- Tahir, N. and Katz, G.E., 2021, July. Numerical Exploration of Training Loss Level-Sets in Deep Neural Networks. In 2021 International Joint Conference on Neural Networks (IJCNN) (pp. 1-8). IEEE. [paper]
- Katz, G.E. and Reggia, J.A., 2018. Applications of Directional Fibers to Fixed Point Location and Non-convex Optimization. In Proceedings of the International Conference on Scientific Computing (CSC) (pp. 140-146). The Steering Committee of The World Congress in Computer Science, Computer Engineering and Applied Computing (WorldComp). [paper] [code]
- Katz, G.E. and Reggia, J.A., 2017. Using directional fibers to locate fixed points of recurrent neural networks. IEEE transactions on neural networks and learning systems, 29(8), pp.3636-3646. [paper] [code]

In a previous research project we applied Bayesian inference techniques to cryo-electron micrographs of biological virus particles, to determine their 3D structure and understand their molecular machinery.

- Katz, G.E., Benkarroum, Y., Wei, H., Rice, W.J., Bucher, D., Alimova, A., Katz, A., Klukowska, J., Herman, G.T. and Gottlieb, P., 2014. Morphology of influenza B/Lee/40 determined by cryo-electron microscopy. PloS one, 9(2), p.e88288. [paper]
- Katz, G.E., Wei, H., Alimova, A., Katz, A., Morgan, D.G. and Gottlieb, P., 2012. Protein P7 of the cystovirus φ6 is located at the three-fold axis of the unexpanded procapsid. [paper]

*CIS 700: Special Topics*
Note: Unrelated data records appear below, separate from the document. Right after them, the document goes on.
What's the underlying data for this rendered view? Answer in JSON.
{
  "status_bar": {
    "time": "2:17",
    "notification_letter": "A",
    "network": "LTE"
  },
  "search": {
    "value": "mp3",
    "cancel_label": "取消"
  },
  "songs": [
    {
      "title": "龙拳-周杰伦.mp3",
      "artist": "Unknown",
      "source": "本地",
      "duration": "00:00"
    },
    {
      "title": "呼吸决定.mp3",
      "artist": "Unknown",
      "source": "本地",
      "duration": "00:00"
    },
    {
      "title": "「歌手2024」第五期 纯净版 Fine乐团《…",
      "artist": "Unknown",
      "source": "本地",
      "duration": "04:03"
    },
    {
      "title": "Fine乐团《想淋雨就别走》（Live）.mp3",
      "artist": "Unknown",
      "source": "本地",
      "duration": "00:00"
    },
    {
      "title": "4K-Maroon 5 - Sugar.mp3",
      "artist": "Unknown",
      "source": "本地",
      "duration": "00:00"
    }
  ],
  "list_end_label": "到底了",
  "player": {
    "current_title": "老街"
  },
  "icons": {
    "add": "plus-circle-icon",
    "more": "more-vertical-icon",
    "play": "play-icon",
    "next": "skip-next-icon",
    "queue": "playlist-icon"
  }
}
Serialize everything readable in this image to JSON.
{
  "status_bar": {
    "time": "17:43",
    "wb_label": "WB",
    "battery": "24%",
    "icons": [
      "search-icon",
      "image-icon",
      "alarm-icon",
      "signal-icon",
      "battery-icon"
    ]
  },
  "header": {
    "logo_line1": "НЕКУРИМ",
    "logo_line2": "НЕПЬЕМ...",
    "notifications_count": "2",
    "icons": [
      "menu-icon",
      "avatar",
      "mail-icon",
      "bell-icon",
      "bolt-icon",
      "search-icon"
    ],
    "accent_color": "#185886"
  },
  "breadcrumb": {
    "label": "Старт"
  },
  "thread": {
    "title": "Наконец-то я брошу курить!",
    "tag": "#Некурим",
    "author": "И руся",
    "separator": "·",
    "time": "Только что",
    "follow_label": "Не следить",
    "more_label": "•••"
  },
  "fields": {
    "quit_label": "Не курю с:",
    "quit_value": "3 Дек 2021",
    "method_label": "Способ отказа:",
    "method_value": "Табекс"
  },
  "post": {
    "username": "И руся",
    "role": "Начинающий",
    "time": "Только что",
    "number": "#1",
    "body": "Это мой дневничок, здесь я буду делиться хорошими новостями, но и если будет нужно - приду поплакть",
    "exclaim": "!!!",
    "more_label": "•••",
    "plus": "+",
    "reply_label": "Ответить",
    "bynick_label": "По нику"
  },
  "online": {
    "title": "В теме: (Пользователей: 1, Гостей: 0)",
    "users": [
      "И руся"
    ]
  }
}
PhD-level special topics courses, focused on reading, presenting, and reproducing research articles in a recent research area. Recent course topics include deep learning approaches to program representation, induction, and synthesis, and deep learning approaches to automated theorem proving.

*CIS 667: Introduction to Artificial Intelligence*

Graduate-level introductory course on Artificial Intelligence. Covers tree search algorithms (e.g., iterative deepening, A*, minimax); probabilistic modeling (e.g., maximum-likelihood estimation, expectation maximization, hidden Markov models), reinforcement learning (e.g. Markov decision processes, policy iteration, tabular temporal-difference Q-learning, policy gradient), basics of neural networks and gradient descent, and automated reasoning methods such as forward chaining, unification, and resolution.

*ECS102: Introduction to Computing*

Undergraduate course on introductory programming, using the Python language. Covers data types, literals, variables, control flow, libraries and packages, automated testing, and basics of object-oriented programming.